Beyond the neoliberal creed: privatization as a global policy

In the 1990s, after the fall of the Berlin Wall, the privatization agenda penetrated into different regions of the world. During this period, international financial institutions started to give aid conditionally to transitioning economies and low- and middle-income countries, which required substantive budget cuts in public services and led to pro-private sector reforms. These structural adjustments particularly affected Latin America and Sub-Saharan Africa regions, where many countries experienced economic crises in this period and public debt had reached high levels.

In Europe, the Maastricht Treaty, signed in 1992, also created a fertile environment for privatization due to the fiscal austerity it imposed on European Union members. This restriction on public expenditure shifted the emphasis on provision to private entities. In continental Europe, privatization was more pragmatic and moderate form than in Anglo-Saxon countries, and did not penetrate into public services such as education so substantially. This is because the strong welfare state tradition and a culture of social dialogue between government, unions and civil society that prevail in most European countries held back anything more.

Party ideology: a poor predictor of privatization reforms

Broadly speaking, left-wing governments have been historically reluctant to adopt privatization measures. However, the so-called Third Way in the 1990s, saw it acceptable for left-wing parties to also say that fully public and homogenous services might not be the way forward. This led to the neoliberal discourse about the ‘inherent superiority of the private sector’ being replaced with a belief that market reforms could help modernize public education and promote greater innovation and diversification. The labor parties in the UK and Sweden in the 1990s were swept up by this change, for instance, which translated into a rapid increase of private provision in education.

In contrast to political factors, economic drivers are even more influential.

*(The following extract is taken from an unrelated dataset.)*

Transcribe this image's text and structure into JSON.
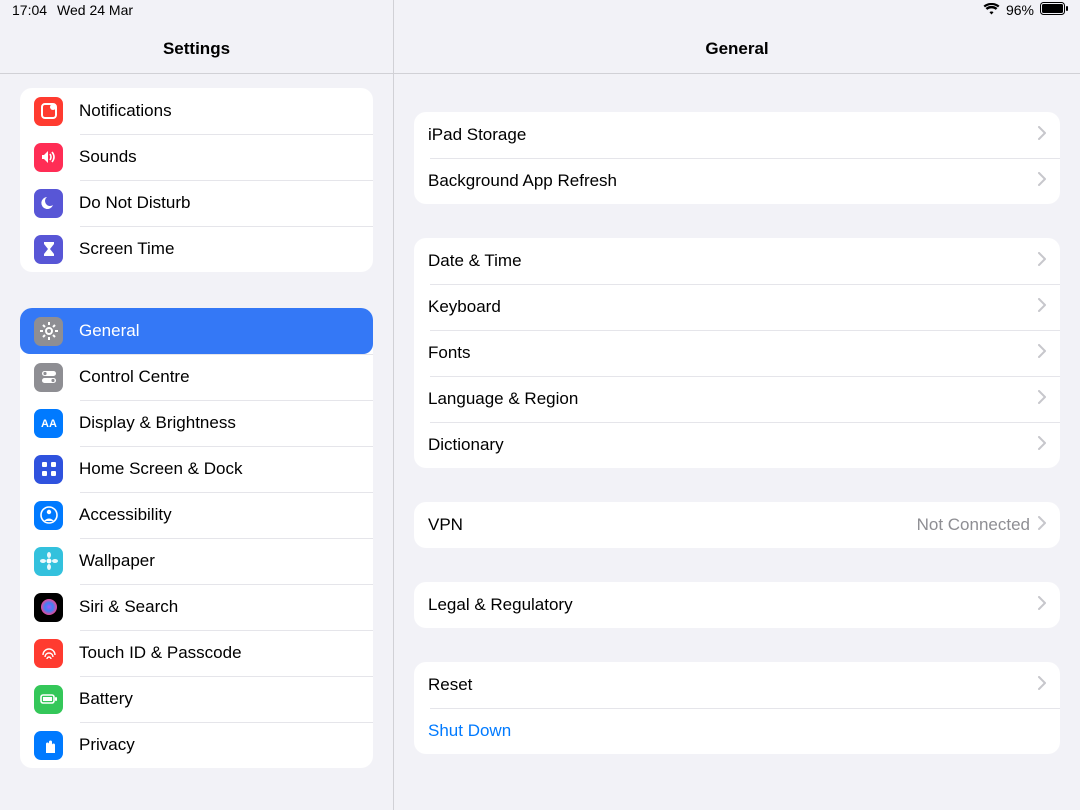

A more liberalized global economy motivates governments to outsource all types of public services, particularly during periods of economic recession.

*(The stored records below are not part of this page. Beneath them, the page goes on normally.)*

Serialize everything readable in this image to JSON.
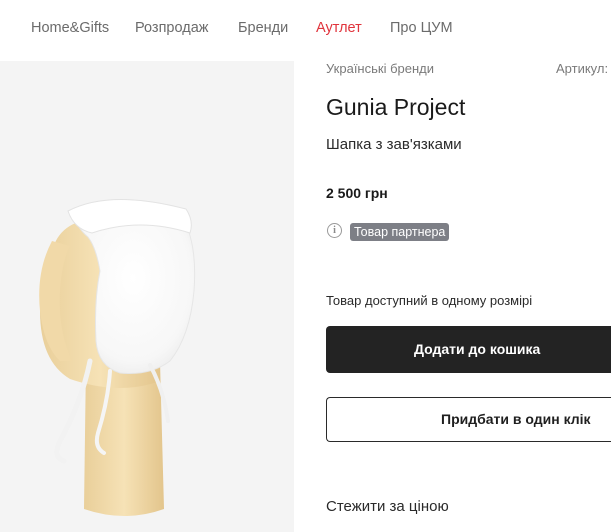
{
  "nav": {
    "items": [
      {
        "label": "Home&Gifts"
      },
      {
        "label": "Розпродаж"
      },
      {
        "label": "Бренди"
      },
      {
        "label": "Аутлет",
        "highlight_color": "#e0343c"
      },
      {
        "label": "Про ЦУМ"
      }
    ]
  },
  "product": {
    "category": "Українські бренди",
    "article_label": "Артикул:",
    "brand": "Gunia Project",
    "name": "Шапка з зав'язками",
    "price": "2 500 грн",
    "partner_badge": "Товар партнера",
    "info_icon": "info-icon",
    "size_note": "Товар доступний в одному розмірі",
    "add_to_cart": "Додати до кошика",
    "buy_one_click": "Придбати в один клік",
    "watch_price": "Стежити за ціною"
  },
  "colors": {
    "accent_outlet": "#e0343c",
    "primary_button": "#232323",
    "badge_bg": "#7d7f86",
    "image_bg": "#f4f4f4"
  }
}
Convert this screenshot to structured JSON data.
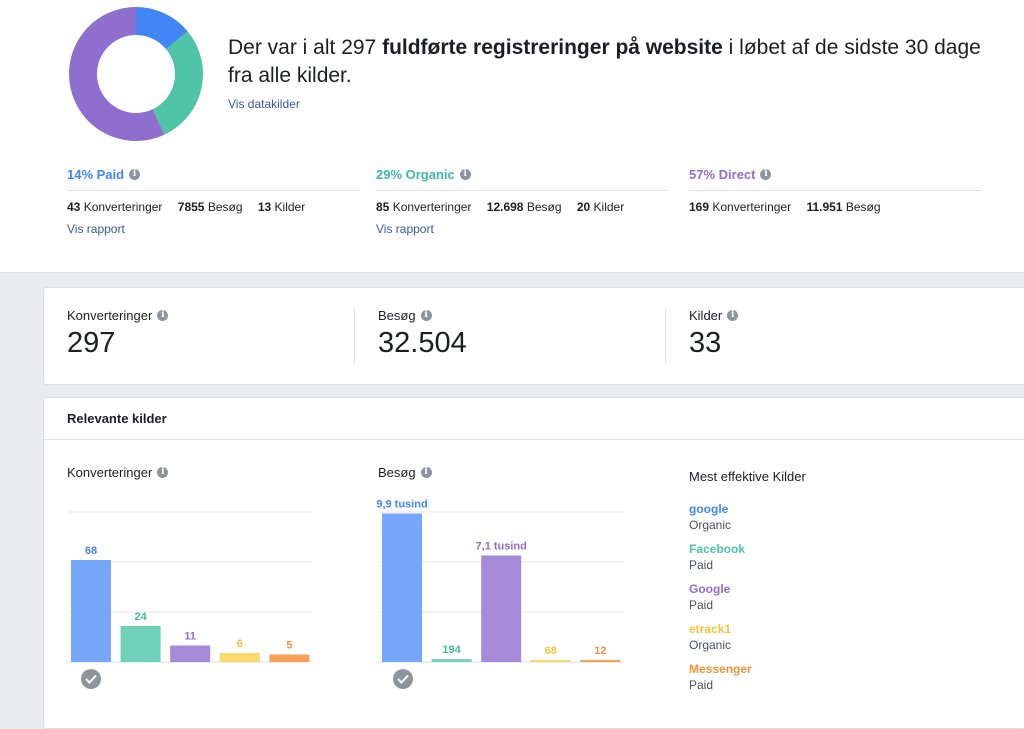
{
  "colors": {
    "blue": "#4285f4",
    "teal": "#4fc4a7",
    "purple": "#8e6fce",
    "yellow": "#f7cb4d",
    "orange": "#f0913a",
    "link": "#365899"
  },
  "summary": {
    "text_pre": "Der var i alt 297 ",
    "text_bold": "fuldførte registreringer på website",
    "text_post": " i løbet af de sidste 30 dage fra alle kilder.",
    "link": "Vis datakilder",
    "donut": [
      {
        "name": "Paid",
        "value": 14,
        "color": "#4285f4"
      },
      {
        "name": "Organic",
        "value": 29,
        "color": "#4fc4a7"
      },
      {
        "name": "Direct",
        "value": 57,
        "color": "#8e6fce"
      }
    ]
  },
  "segments": [
    {
      "title": "14% Paid",
      "color": "#4285f4",
      "conversions": "43",
      "conversions_label": "Konverteringer",
      "visits": "7855",
      "visits_label": "Besøg",
      "sources": "13",
      "sources_label": "Kilder",
      "link": "Vis rapport"
    },
    {
      "title": "29% Organic",
      "color": "#3fb99b",
      "conversions": "85",
      "conversions_label": "Konverteringer",
      "visits": "12.698",
      "visits_label": "Besøg",
      "sources": "20",
      "sources_label": "Kilder",
      "link": "Vis rapport"
    },
    {
      "title": "57% Direct",
      "color": "#8e6fce",
      "conversions": "169",
      "conversions_label": "Konverteringer",
      "visits": "11.951",
      "visits_label": "Besøg"
    }
  ],
  "kpis": [
    {
      "label": "Konverteringer",
      "value": "297"
    },
    {
      "label": "Besøg",
      "value": "32.504"
    },
    {
      "label": "Kilder",
      "value": "33"
    }
  ],
  "relevant": {
    "header": "Relevante kilder",
    "conv_title": "Konverteringer",
    "visit_title": "Besøg",
    "best_title": "Mest effektive Kilder",
    "sources": [
      {
        "name": "google",
        "type": "Organic",
        "color": "#4285f4"
      },
      {
        "name": "Facebook",
        "type": "Paid",
        "color": "#4fc4a7"
      },
      {
        "name": "Google",
        "type": "Paid",
        "color": "#8e6fce"
      },
      {
        "name": "etrack1",
        "type": "Organic",
        "color": "#f5c33b"
      },
      {
        "name": "Messenger",
        "type": "Paid",
        "color": "#f0913a"
      }
    ]
  },
  "chart_data": [
    {
      "type": "bar",
      "title": "Konverteringer",
      "categories": [
        "google",
        "Facebook",
        "Google",
        "etrack1",
        "Messenger"
      ],
      "values": [
        68,
        24,
        11,
        6,
        5
      ],
      "labels": [
        "68",
        "24",
        "11",
        "6",
        "5"
      ],
      "colors": [
        "#76a7fa",
        "#6fd1b8",
        "#a48ad8",
        "#fbd96b",
        "#f5a15a"
      ],
      "label_colors": [
        "#4285f4",
        "#3fb99b",
        "#8e6fce",
        "#f5c33b",
        "#f0913a"
      ],
      "ylim": [
        0,
        100
      ],
      "grid": true
    },
    {
      "type": "bar",
      "title": "Besøg",
      "categories": [
        "google",
        "Facebook",
        "Google",
        "etrack1",
        "Messenger"
      ],
      "values": [
        9900,
        194,
        7100,
        68,
        12
      ],
      "labels": [
        "9,9 tusind",
        "194",
        "7,1 tusind",
        "68",
        "12"
      ],
      "colors": [
        "#76a7fa",
        "#6fd1b8",
        "#a48ad8",
        "#fbd96b",
        "#f5a15a"
      ],
      "label_colors": [
        "#4285f4",
        "#3fb99b",
        "#8e6fce",
        "#f5c33b",
        "#f0913a"
      ],
      "ylim": [
        0,
        10000
      ],
      "grid": true
    }
  ]
}
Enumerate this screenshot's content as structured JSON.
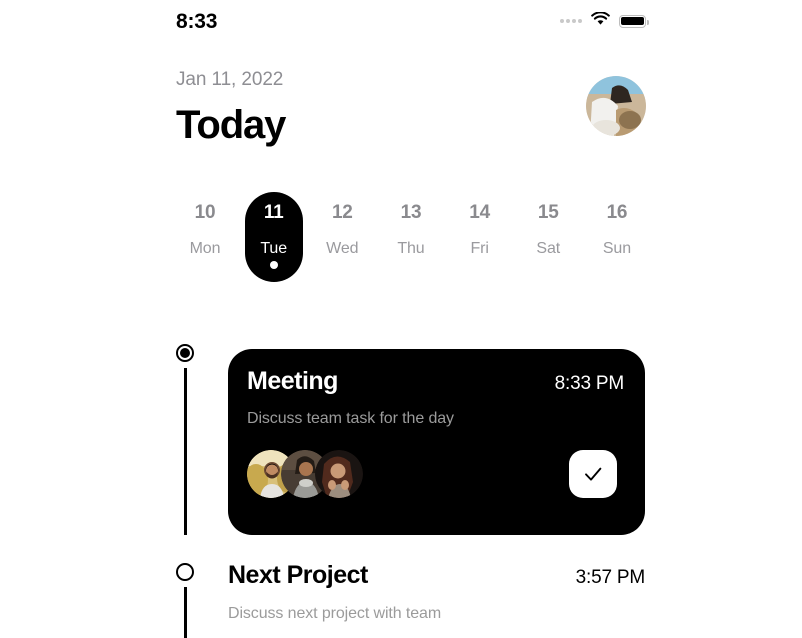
{
  "status_bar": {
    "time": "8:33",
    "signal_icon": "signal-dots-icon",
    "wifi_icon": "wifi-icon",
    "battery_icon": "battery-full-icon"
  },
  "header": {
    "date": "Jan 11, 2022",
    "title": "Today",
    "avatar_alt": "user-profile-photo"
  },
  "week_strip": {
    "days": [
      {
        "num": "10",
        "name": "Mon",
        "selected": false
      },
      {
        "num": "11",
        "name": "Tue",
        "selected": true
      },
      {
        "num": "12",
        "name": "Wed",
        "selected": false
      },
      {
        "num": "13",
        "name": "Thu",
        "selected": false
      },
      {
        "num": "14",
        "name": "Fri",
        "selected": false
      },
      {
        "num": "15",
        "name": "Sat",
        "selected": false
      },
      {
        "num": "16",
        "name": "Sun",
        "selected": false
      }
    ]
  },
  "events": [
    {
      "title": "Meeting",
      "time": "8:33 PM",
      "subtitle": "Discuss team task for the day",
      "highlighted": true,
      "attendee_count": 3,
      "action_icon": "check-icon"
    },
    {
      "title": "Next Project",
      "time": "3:57 PM",
      "subtitle": "Discuss next project with team",
      "highlighted": false
    }
  ],
  "colors": {
    "background": "#ffffff",
    "accent": "#000000",
    "muted_text": "#8e8e93",
    "card_text": "#ffffff",
    "card_subtext": "#9b9b9b"
  }
}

To conclude

Overall, the way that non-state actors engage in education differs. It is significantly determined by context, and driven by multiple rationales. Despite this, research has tended to focus on a relatively small number of country settings – with many countries and even entire regions remaining largely overlooked. This is all the more relevant considering that in some of these under-researched areas, such as Qatar, Mauritania or Morocco, Hungary, Georgia and Slovakia, private enrolment has soared over the last years.

Gaining a richer understanding of these trends is particularly important given their social implications. Although available evidence on the impact of privatization on learning outcomes yields mixed results, there is a relative consensus that it tends to affect equity negatively. Privatization has been reported repeatedly to exacerbate school segregation, social stratification among schools and marginalization of the most socioeconomically disadvantaged students. Private schooling presents thus a major challenge for policymakers and education planners across the globe. In light of this, policy responses need to be informed by a context-sensitive understanding of the phenomenon. While regulation and oversight could be possible policy solutions to advance towards greater education equity, such efforts might not work in any circumstance and need to be tailored to the context if they are to be effective and sustainable over time. The 2021 GEM Report on non-state actors in education will be an important contribution by shedding more light on this pressing issue.


Leave a Reply